New Hampshire Net Metering Expansion in Limbo

Published May 21, 2020

The New Hampshire State Senate has overridden a February veto by Governor Chris Sununu (R) of SB 159, a bill to expand net metering in the Granite State, leaving open the possibility the bill could still become law once it receives a roll call vote in the House of Representatives. This is the third consecutive year Gov. Sununu has vetoed legislation looking to expand net metering.

SB 159 would expand the state’s net metering program cap from 1 megawatt to 5 megawatts. The Senate, with a Democratic majority, overrode Sununu’s veto by a vote of 17 in favor of the veto override to seven in favor or sustaining the veto, on March 5.

Subsidizing Distributed Generation

Net metering allows, households with their own electricity generation source, also called “distributed generation,” most often roof top solar panels, to sell the excess electricity they generate back to their utility at retail, rather than wholesale, prices. Because managing distributed generation systems add costs to the system and utilities are forced to pay more for the power delivered from them than they do for power from other generation sources, ratepayers subsidize distributed generation systems and pay more for their electricity than they otherwise would have.

Research shows ratepayers in states with net-metering mandates pay more for electricity than ratepayers is states lacking net-metering laws, and the U.S. Energy Information Administration reports New Hampshire’s electricity prices are the fourth highest in the nation.

Burdening Taxpayers, Ratepayers

Increasing New Hampshire’s net-metering mandate will burden the state’s taxpayers and ratepayers, said Sununu in his message vetoing the bill.
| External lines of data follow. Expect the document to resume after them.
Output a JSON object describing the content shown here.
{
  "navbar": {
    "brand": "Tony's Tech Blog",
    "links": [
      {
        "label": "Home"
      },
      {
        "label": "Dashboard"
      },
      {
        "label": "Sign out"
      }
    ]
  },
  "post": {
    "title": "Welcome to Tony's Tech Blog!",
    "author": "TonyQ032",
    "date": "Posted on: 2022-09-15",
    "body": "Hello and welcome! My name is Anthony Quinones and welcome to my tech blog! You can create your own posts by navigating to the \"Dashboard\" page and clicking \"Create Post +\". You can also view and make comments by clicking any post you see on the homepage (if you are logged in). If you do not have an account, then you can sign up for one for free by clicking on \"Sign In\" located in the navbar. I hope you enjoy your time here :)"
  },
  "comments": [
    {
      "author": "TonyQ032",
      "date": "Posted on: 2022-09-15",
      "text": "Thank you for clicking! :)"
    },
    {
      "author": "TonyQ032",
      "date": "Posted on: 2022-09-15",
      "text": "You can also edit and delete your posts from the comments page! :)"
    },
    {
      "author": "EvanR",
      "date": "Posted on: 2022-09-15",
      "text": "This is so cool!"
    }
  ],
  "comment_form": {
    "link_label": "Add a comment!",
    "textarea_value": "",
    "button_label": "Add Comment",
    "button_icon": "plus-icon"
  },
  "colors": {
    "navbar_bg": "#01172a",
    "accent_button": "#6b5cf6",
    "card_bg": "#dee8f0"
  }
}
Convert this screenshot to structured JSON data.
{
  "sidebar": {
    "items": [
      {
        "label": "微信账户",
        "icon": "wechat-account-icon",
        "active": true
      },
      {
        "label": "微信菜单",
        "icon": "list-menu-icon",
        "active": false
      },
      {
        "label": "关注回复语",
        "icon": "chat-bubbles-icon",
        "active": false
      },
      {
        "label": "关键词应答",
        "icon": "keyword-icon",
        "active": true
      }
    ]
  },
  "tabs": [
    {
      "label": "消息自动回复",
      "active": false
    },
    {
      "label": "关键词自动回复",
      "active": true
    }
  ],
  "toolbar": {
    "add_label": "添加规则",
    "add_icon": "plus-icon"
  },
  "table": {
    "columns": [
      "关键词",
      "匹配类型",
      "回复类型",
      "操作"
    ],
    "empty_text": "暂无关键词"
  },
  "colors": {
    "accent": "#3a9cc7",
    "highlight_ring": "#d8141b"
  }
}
“Senate Bill 159 is nearly identical to two bills that were vetoed and sustained in previous legislative sessions,” Sununu wrote in his veto message. “The proponents of this bill claim to have made a compromise when it fact it still would result in hundreds of millions of dollars in higher electric rates for our citizens.

“These costs would be felt most by low-income families and seniors in New Hampshire, and that is not acceptable,” said Sununu.

SB 159 remains in legislative limbo for time being, as New Hampshire’s House has yet to consider overriding Sununu’s veto and the state’s General Court has suspended legislative activity “until further notice” due to the COVID-19 pandemic.

Tim Benson ([email protected]) is a policy analyst at The Heartland Institute.